* What you should do:
Return, from the listing below, every line that includes "will".

* Data to use:
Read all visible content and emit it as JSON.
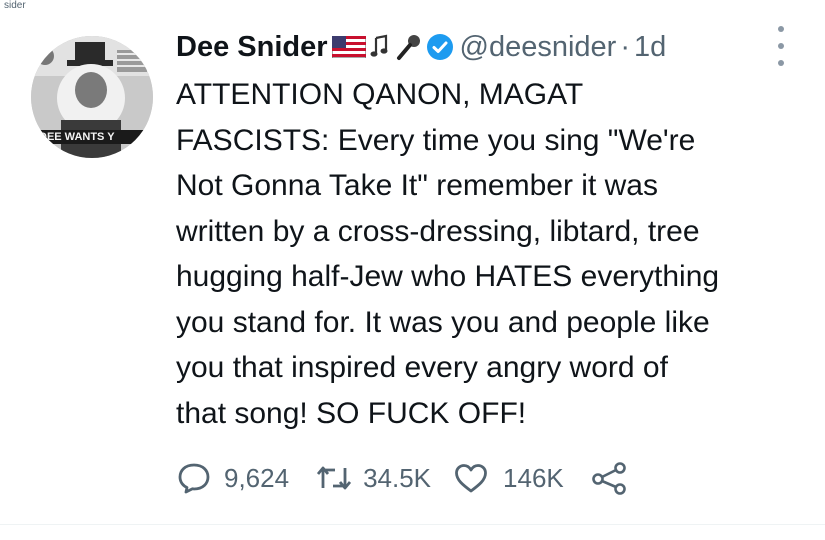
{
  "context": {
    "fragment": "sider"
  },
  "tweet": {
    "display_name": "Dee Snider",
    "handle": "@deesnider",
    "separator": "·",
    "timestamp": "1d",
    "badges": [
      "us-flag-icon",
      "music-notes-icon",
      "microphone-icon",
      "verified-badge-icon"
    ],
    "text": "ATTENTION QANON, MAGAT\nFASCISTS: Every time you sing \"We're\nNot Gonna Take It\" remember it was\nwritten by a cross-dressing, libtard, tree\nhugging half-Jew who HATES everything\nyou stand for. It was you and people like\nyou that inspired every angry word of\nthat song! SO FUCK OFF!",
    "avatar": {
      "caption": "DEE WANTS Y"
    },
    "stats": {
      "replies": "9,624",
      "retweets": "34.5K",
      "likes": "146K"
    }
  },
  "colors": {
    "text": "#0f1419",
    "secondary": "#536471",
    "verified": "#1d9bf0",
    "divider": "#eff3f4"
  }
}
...
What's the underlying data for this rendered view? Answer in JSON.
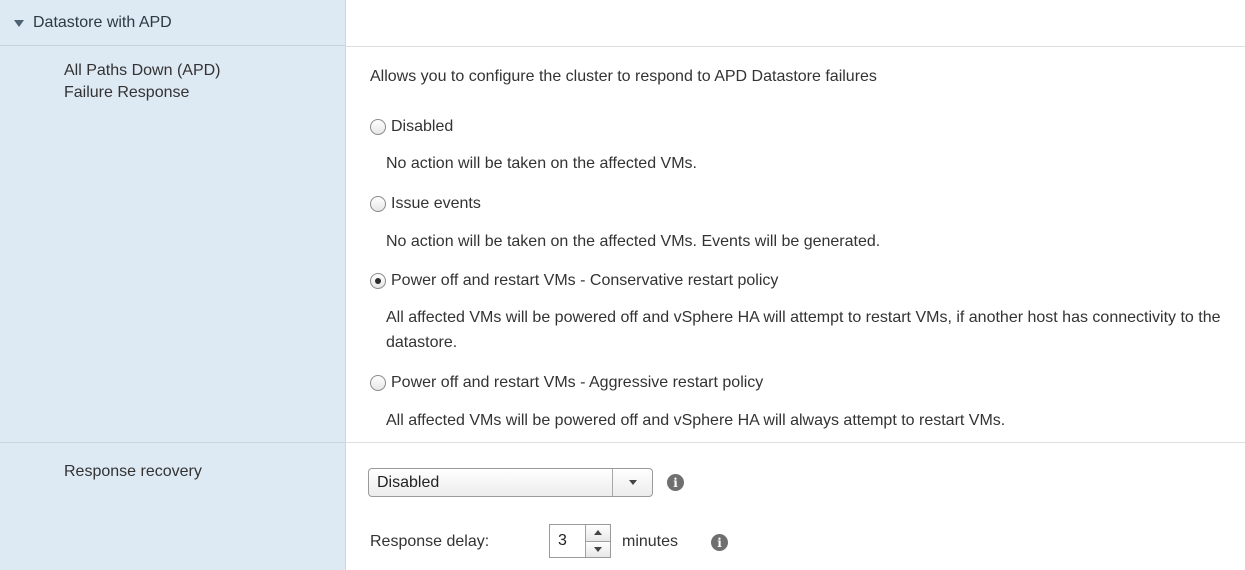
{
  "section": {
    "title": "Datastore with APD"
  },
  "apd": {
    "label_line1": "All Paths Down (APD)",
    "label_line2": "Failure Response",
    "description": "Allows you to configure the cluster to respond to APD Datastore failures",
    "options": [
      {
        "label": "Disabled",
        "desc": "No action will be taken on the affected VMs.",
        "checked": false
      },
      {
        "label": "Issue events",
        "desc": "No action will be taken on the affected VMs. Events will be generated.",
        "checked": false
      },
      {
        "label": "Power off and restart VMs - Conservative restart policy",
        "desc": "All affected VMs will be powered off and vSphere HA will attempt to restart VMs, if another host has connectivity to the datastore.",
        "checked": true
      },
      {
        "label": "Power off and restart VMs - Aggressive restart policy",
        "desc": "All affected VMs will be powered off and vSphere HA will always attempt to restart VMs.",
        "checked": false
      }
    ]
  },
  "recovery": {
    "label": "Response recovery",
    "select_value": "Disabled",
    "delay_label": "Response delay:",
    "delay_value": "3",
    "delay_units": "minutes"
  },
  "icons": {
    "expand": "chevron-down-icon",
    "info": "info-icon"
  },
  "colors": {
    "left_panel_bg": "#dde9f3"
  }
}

* Reply:
        "desc": "No action will be taken on the affected VMs.",
        "desc": "No action will be taken on the affected VMs. Events will be generated.",
        "desc": "All affected VMs will be powered off and vSphere HA will attempt to restart VMs, if another host has connectivity to the datastore.",
        "desc": "All affected VMs will be powered off and vSphere HA will always attempt to restart VMs.",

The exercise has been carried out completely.